Truscinski said that each of these changes would come to pass in just 28 years. Had Glesby exercised a little critical judgement and fact-checked Truscinski’s claims she would have found every prediction Truscinski made is based on projections from a computer model that is notably flawed. Computer models indicate temperatures at present levels of carbon dioxide should be hotter than they in fact are, and that flooding should be greater than it, in fact, is. Measured data refute the temperature and flood trends simulated in CIRCA’s computer models.
For example, Trucinski’s flooding claims are based on this image depicting computer model scenarios of sea-level rise. (Figure 1 below).
Between the four model curves, there is a rise of approximately 1.5 to 2.5 feet by 2050.
Real world data from the National Oceanic and Atmospheric Administration (NOAA) from the nearest tide gauge in Bridgeport, CT suggests these model projections are all wet. With data going back to 1965, the trend is just 3.14 millimeters per year of sea level rise. (See Figure 2, below) Simple math tells us, based on the actual trend, sea levels should be expected to rise by 3.46 inches by 2050 (3.14 mm/year x 28 years = 87.92mm or 0.29 feet). This is far below CIRCA’s “best case” scenario of 1.5 feet of rise by 2050.
In order for CIRCA’s predictions to come to pass for even the best-case 2050 scenario, the rate of sea level rise would have to increase by five times the current measured rate.
Bridgeport’s sea level data in the area show no indication they have accelerated to any appreciable degree in recent decades. CIRCA’s worst-case scenario by 2050 of 2.5 feet rise, is even more far-fetched. The rate of sea level rise would have increase at 8.5 times the current rate. Given that sea level rise has been steady since 1965, this seems not just highly unlikely, but practically impossible.
CIRCA’s claims about expected temperatures are equally suspect, being based on the same computer model projections. CIRCA’s models project days with a high temperature warmer than 90 degrees will increase from about 5 per year to about 25 per year and days with a high temperature warmer than 100 degrees will increase from about 1 per year to about 4 per year.

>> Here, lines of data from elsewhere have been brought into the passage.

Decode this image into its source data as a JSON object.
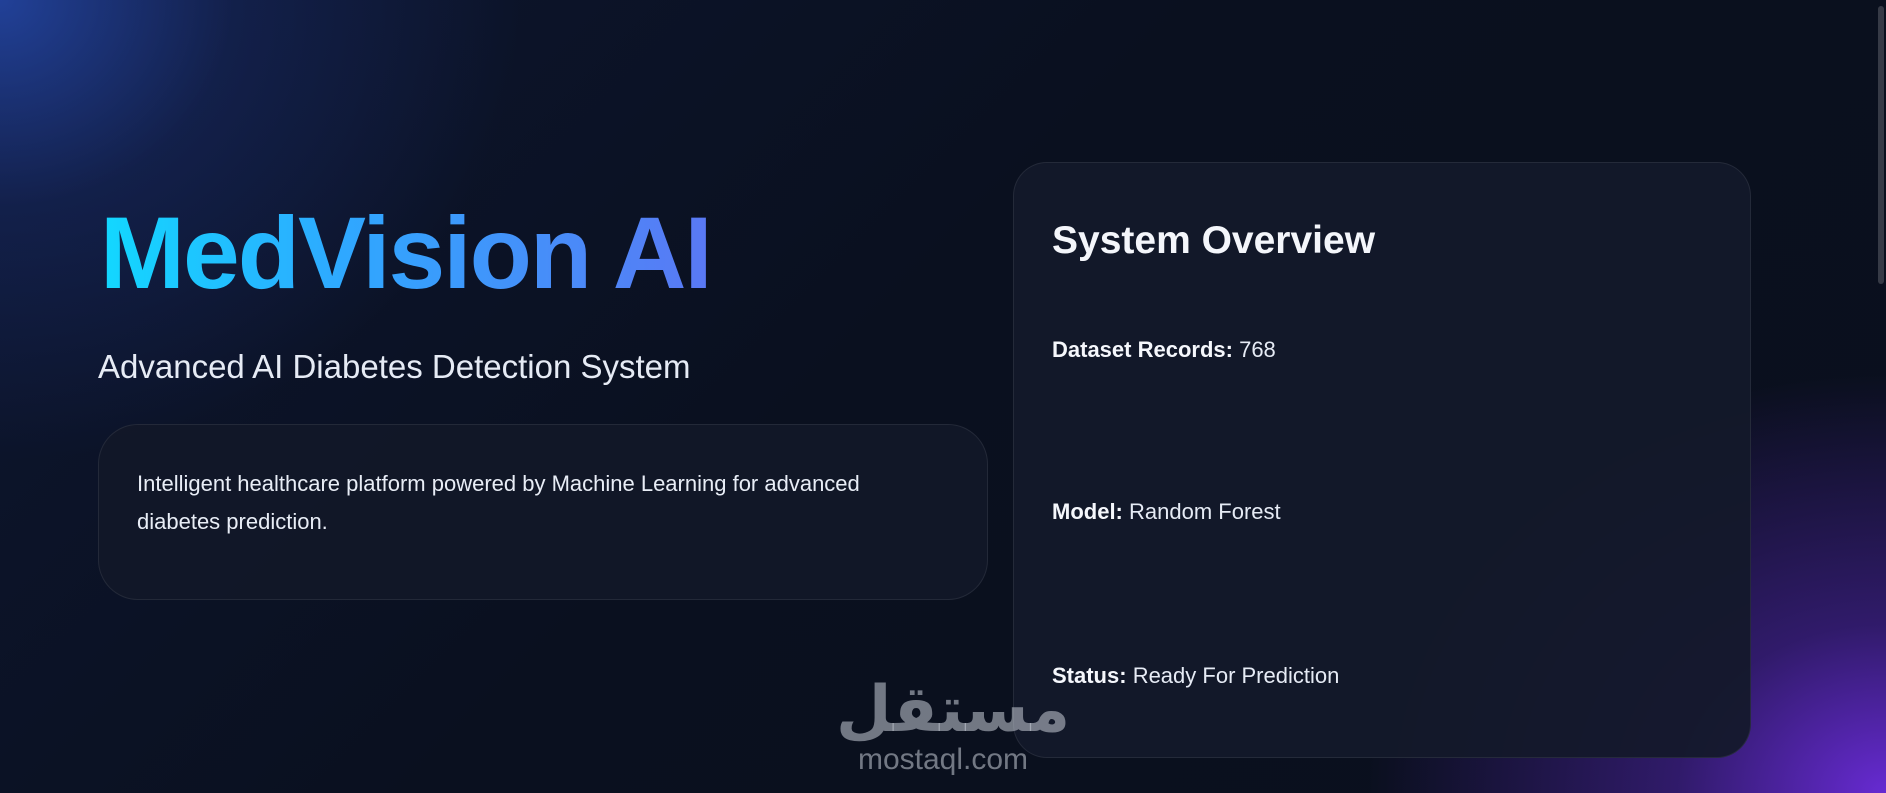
{
  "hero": {
    "title": "MedVision AI",
    "subtitle": "Advanced AI Diabetes Detection System",
    "description": "Intelligent healthcare platform powered by Machine Learning for advanced diabetes prediction."
  },
  "overview": {
    "title": "System Overview",
    "stats": [
      {
        "label": "Dataset Records:",
        "value": "768"
      },
      {
        "label": "Model:",
        "value": "Random Forest"
      },
      {
        "label": "Status:",
        "value": "Ready For Prediction"
      }
    ]
  },
  "watermark": {
    "arabic": "مستقل",
    "latin": "mostaql.com"
  },
  "colors": {
    "background": "#0b1120",
    "title_gradient_start": "#12d8ff",
    "title_gradient_end": "#5a78f4",
    "card": "#131a2a",
    "accent_purple": "#6c2cdc"
  }
}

Figure 3, below, is a graph of the hottest months of the year, June, July, and August, aka “summer,” plotted from NOAA’s official historical data.
NOAA’s data shows Connecticut’s hottest summer ever occurred in 1949, with an average high temperature of 83.2°F. Despite rising carbon dioxide levels since then, the 1949 summer heat record hasn’t been matched. Perhaps, before writing her story, Glesby should have asked: If increased atmospheric carbon dioxide is such a driver of hotter summer temperatures, how is it that the Connecticut summer of 1949, when carbon dioxide levels were much lower) hasn’t been matched today?

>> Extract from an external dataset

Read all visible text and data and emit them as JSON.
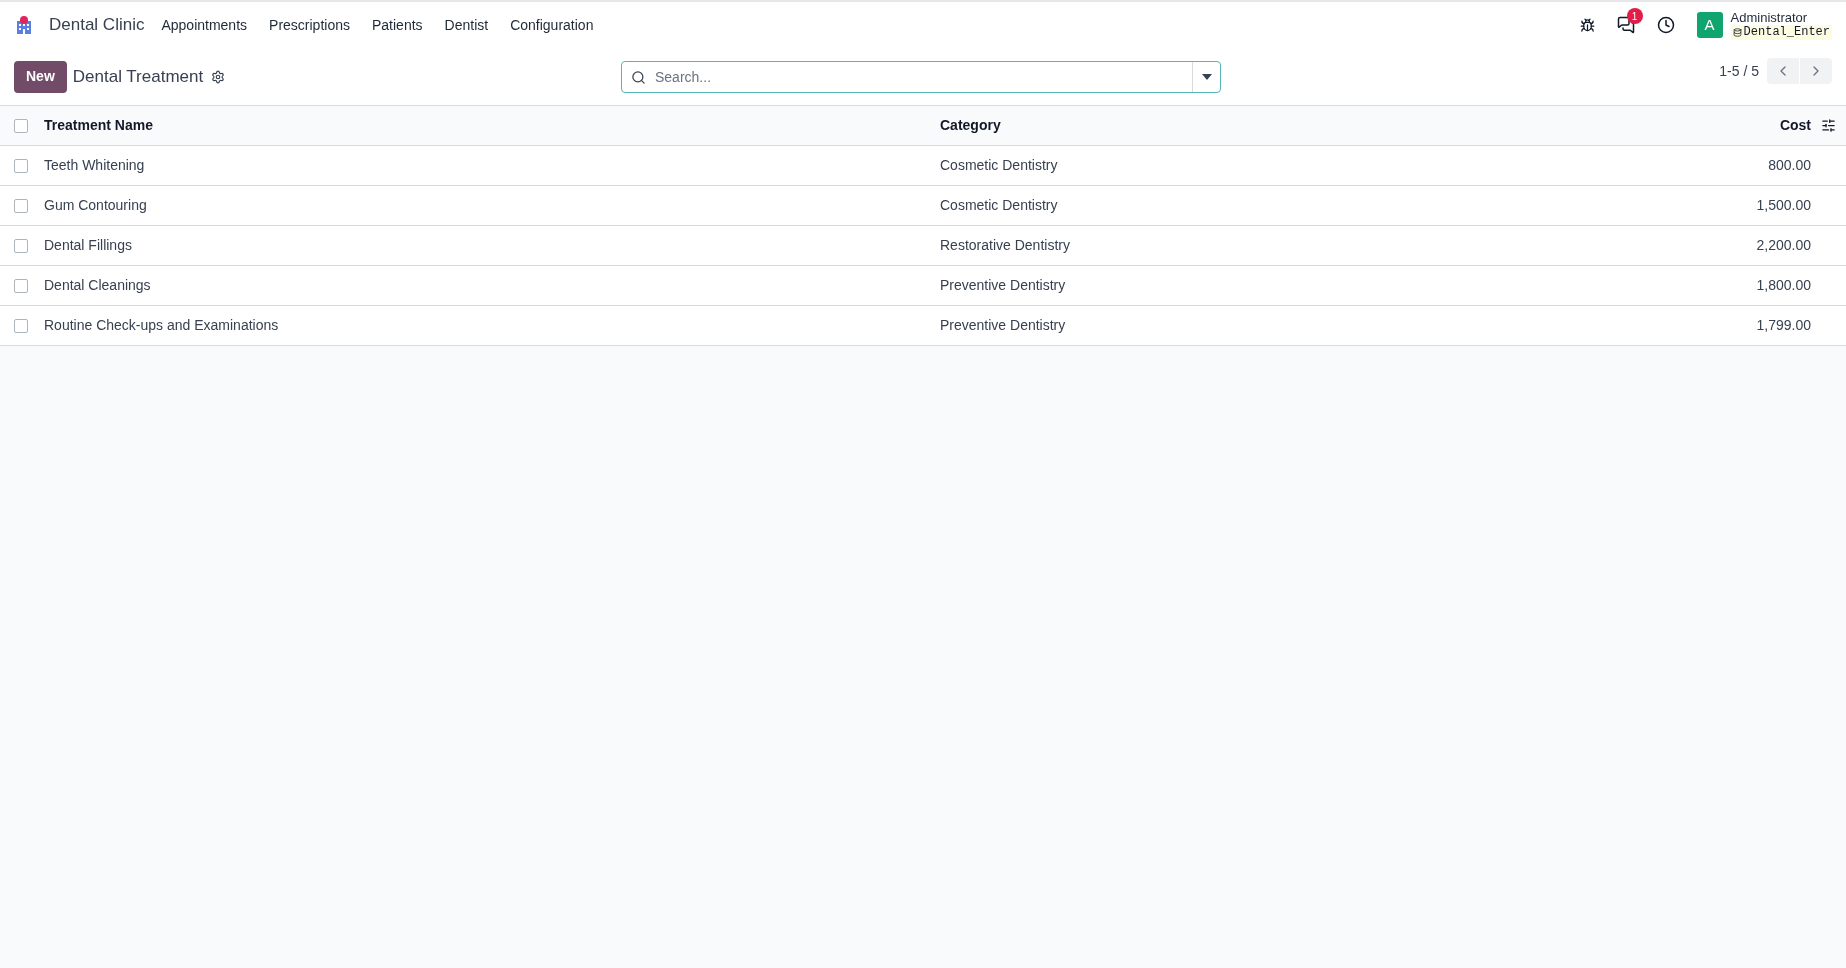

The green trend line in the graph shows that there has been a slight upwards trend in Connecticut’s summer temperatures since about 1970. This tracks the growth of the state’s population since that time. As population grows, so does energy use and supporting infrastructure. These contribute to something known as the Urban Heat Island effect (UHI), which is a proven cause of measured warmer temperatures.

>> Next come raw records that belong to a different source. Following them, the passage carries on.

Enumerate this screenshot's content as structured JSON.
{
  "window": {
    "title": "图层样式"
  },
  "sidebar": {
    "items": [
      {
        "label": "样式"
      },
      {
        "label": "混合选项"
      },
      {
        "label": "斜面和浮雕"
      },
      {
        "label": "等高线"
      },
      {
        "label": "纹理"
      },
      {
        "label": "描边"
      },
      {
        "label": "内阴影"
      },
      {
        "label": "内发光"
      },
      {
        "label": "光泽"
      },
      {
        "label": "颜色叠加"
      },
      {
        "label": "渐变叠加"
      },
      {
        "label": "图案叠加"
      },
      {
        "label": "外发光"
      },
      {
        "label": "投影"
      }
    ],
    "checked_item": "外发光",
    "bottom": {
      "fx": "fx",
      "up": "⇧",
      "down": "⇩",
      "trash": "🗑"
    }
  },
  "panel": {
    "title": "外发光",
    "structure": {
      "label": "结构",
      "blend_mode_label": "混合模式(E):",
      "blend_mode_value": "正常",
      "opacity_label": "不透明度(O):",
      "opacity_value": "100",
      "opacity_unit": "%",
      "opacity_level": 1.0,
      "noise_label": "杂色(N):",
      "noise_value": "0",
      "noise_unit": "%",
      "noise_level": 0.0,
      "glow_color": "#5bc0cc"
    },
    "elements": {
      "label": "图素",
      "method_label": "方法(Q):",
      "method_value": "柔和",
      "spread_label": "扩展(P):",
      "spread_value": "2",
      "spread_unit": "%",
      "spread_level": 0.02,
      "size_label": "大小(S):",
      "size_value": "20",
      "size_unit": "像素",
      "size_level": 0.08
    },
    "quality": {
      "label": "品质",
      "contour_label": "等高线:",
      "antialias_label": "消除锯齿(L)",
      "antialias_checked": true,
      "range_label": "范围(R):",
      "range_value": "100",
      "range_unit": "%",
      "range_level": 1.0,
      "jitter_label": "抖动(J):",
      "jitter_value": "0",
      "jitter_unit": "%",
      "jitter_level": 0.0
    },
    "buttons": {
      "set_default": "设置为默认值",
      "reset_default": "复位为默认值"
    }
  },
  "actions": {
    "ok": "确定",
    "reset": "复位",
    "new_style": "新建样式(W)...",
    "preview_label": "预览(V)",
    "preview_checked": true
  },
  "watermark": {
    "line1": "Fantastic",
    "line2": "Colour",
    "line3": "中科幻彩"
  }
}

In Figure 4, provided by the Connecticut State Comptroller’s office, the growth of population closely mirrors the temperature rise since 1970.
CIRCA computer climate model projections are wildly inaccurate because they fail to take all of the available actual data into account. In science, when theory and data diverge, one is supposed to follow the data, not cling to a theory. Climate model output is not data, but a mathematical guess based on programmed assumptions.
Rather than listen to climate change grant-seekers like CIRCA, the City of New Haven might want to follow the advice that many people follow when they are diagnosed with a problem: get a second opinion. And for the Independent and Glesby, before uncritically publishing climate alarmists’ pap, they should follow the principles of good journalism and check the facts.